## Task brief
Below are the records. Gather each line that holds "badge".

## Extracted records
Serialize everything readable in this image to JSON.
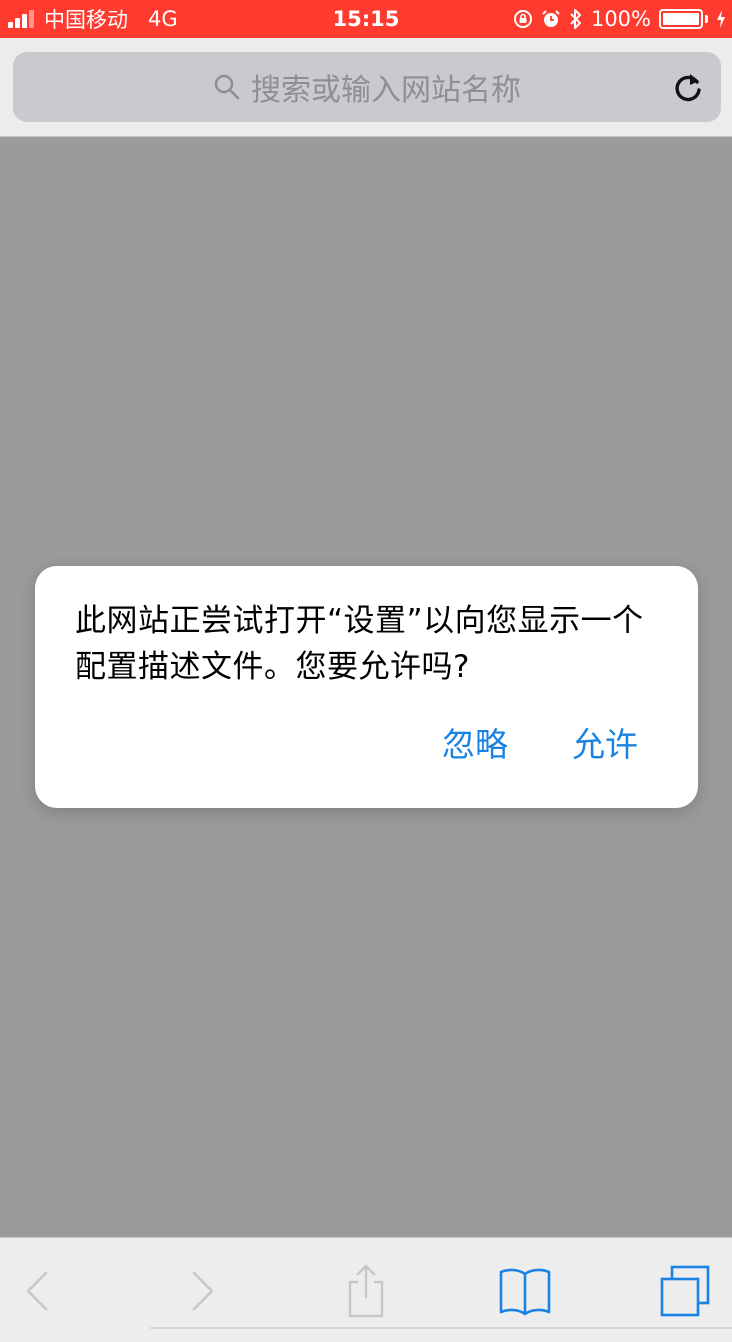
{
  "status_bar": {
    "carrier": "中国移动",
    "network": "4G",
    "time": "15:15",
    "battery_percent": "100%",
    "battery_level": 1.0
  },
  "address_bar": {
    "placeholder": "搜索或输入网站名称"
  },
  "alert": {
    "message": "此网站正尝试打开“设置”以向您显示一个配置描述文件。您要允许吗?",
    "ignore_label": "忽略",
    "allow_label": "允许"
  },
  "colors": {
    "status_bar": "#ff3b30",
    "accent": "#1a82e2",
    "dim_background": "#9b9a9d",
    "disabled_icon": "#c7c7cc"
  },
  "toolbar": {
    "icons": [
      "back-icon",
      "forward-icon",
      "share-icon",
      "bookmarks-icon",
      "tabs-icon"
    ]
  }
}
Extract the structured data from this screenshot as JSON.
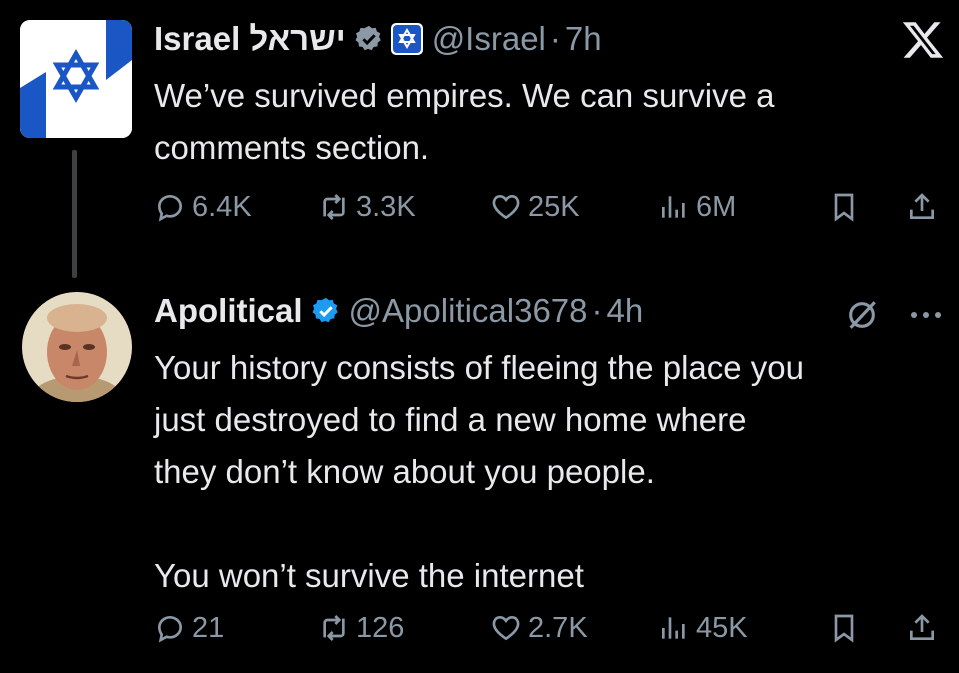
{
  "tweets": [
    {
      "name": "Israel ישראל",
      "handle": "@Israel",
      "dot": "·",
      "time": "7h",
      "text": "We’ve survived empires. We can survive a\ncomments section.",
      "stats": {
        "replies": "6.4K",
        "reposts": "3.3K",
        "likes": "25K",
        "views": "6M"
      }
    },
    {
      "name": "Apolitical",
      "handle": "@Apolitical3678",
      "dot": "·",
      "time": "4h",
      "text": "Your history consists of fleeing the place you\njust destroyed to find a new home where\nthey don’t know about you people.\n\nYou won’t survive the internet",
      "stats": {
        "replies": "21",
        "reposts": "126",
        "likes": "2.7K",
        "views": "45K"
      }
    }
  ],
  "colors": {
    "background": "#000000",
    "text": "#e7e9ea",
    "secondary": "#8b98a5",
    "verified_gray": "#8b98a5",
    "verified_blue": "#1d9bf0",
    "flag_blue": "#1a56c4"
  },
  "icons": [
    "x-logo-icon",
    "verified-badge-icon",
    "affiliate-badge-icon",
    "reply-icon",
    "repost-icon",
    "like-icon",
    "views-icon",
    "bookmark-icon",
    "share-icon",
    "grok-icon",
    "more-icon"
  ]
}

## Exercise result
    "verified-badge-icon",
    "affiliate-badge-icon",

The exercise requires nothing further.